WHAT IS BEING ASKED:
Write down nothing except how many lines in the entries contain "NAME".

Items from an interface collection
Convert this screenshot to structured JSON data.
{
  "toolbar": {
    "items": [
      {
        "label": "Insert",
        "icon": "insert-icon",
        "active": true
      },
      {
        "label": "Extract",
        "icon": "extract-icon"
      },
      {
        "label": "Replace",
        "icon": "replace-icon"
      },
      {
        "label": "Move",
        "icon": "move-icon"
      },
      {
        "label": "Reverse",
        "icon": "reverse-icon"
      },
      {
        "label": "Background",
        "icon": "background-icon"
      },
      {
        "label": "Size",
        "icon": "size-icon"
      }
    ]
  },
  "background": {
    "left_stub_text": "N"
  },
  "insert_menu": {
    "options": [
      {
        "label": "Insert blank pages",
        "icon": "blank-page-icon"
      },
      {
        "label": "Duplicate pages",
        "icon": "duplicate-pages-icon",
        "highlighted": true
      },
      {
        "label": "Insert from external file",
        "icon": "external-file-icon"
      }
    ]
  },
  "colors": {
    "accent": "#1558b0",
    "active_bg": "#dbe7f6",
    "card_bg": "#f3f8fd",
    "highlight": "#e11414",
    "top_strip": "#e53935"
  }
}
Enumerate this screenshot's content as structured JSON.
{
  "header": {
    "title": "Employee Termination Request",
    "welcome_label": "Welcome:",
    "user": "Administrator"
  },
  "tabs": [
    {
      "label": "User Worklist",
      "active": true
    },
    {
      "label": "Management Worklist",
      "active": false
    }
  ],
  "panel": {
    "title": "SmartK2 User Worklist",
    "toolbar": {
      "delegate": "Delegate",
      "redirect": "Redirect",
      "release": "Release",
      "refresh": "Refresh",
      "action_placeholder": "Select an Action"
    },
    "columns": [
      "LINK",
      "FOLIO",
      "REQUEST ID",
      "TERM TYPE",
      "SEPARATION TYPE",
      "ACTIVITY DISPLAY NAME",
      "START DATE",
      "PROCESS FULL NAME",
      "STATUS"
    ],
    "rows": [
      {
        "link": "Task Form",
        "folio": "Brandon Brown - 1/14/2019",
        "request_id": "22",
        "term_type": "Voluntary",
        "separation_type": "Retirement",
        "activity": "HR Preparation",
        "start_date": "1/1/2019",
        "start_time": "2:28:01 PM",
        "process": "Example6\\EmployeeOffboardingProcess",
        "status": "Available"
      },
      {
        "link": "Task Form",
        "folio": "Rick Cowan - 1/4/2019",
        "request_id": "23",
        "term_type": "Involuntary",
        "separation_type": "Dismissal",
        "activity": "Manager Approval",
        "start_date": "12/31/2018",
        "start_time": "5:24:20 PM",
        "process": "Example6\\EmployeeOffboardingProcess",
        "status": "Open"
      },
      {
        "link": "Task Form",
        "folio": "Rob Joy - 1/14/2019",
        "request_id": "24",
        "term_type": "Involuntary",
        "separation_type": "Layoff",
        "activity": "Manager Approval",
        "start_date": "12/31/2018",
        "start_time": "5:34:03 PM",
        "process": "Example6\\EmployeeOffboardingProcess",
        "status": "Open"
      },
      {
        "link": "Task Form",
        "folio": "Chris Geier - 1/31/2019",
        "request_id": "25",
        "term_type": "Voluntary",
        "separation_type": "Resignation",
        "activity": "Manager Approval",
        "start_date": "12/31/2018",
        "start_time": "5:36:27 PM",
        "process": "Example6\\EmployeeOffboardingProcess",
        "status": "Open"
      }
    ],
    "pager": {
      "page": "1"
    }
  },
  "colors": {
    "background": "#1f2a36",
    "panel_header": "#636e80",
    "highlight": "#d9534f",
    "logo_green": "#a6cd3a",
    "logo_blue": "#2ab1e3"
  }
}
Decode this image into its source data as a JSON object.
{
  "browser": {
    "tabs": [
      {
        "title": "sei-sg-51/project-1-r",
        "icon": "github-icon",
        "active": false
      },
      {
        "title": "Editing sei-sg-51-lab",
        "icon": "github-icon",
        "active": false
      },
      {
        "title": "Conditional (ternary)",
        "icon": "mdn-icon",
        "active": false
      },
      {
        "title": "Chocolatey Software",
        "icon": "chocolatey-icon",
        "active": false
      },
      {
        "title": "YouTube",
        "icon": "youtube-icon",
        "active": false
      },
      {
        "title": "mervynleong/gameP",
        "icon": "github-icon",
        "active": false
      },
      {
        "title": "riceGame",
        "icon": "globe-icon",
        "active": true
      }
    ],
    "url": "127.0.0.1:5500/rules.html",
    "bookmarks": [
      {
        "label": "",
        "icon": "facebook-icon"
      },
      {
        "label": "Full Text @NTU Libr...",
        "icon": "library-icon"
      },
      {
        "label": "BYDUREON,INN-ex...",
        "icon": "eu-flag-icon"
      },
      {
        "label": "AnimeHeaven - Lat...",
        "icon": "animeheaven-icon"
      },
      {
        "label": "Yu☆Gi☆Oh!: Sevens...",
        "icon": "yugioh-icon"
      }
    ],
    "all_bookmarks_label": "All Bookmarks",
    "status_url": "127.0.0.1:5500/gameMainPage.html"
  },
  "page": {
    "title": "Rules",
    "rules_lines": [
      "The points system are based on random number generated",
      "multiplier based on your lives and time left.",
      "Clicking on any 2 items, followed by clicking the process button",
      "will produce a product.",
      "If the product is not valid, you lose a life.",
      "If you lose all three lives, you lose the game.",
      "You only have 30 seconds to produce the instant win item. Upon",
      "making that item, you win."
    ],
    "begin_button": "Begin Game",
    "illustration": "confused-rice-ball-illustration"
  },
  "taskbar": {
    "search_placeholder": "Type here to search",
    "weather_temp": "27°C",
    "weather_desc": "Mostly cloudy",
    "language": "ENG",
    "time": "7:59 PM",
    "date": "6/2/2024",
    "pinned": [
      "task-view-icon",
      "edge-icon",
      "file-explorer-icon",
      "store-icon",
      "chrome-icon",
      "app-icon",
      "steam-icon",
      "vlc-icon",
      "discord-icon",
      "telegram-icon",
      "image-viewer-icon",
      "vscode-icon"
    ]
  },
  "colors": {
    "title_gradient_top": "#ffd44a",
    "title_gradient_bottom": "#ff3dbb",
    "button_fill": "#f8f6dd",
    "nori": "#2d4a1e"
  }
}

RESPONSE TO THE EXERCISE:
2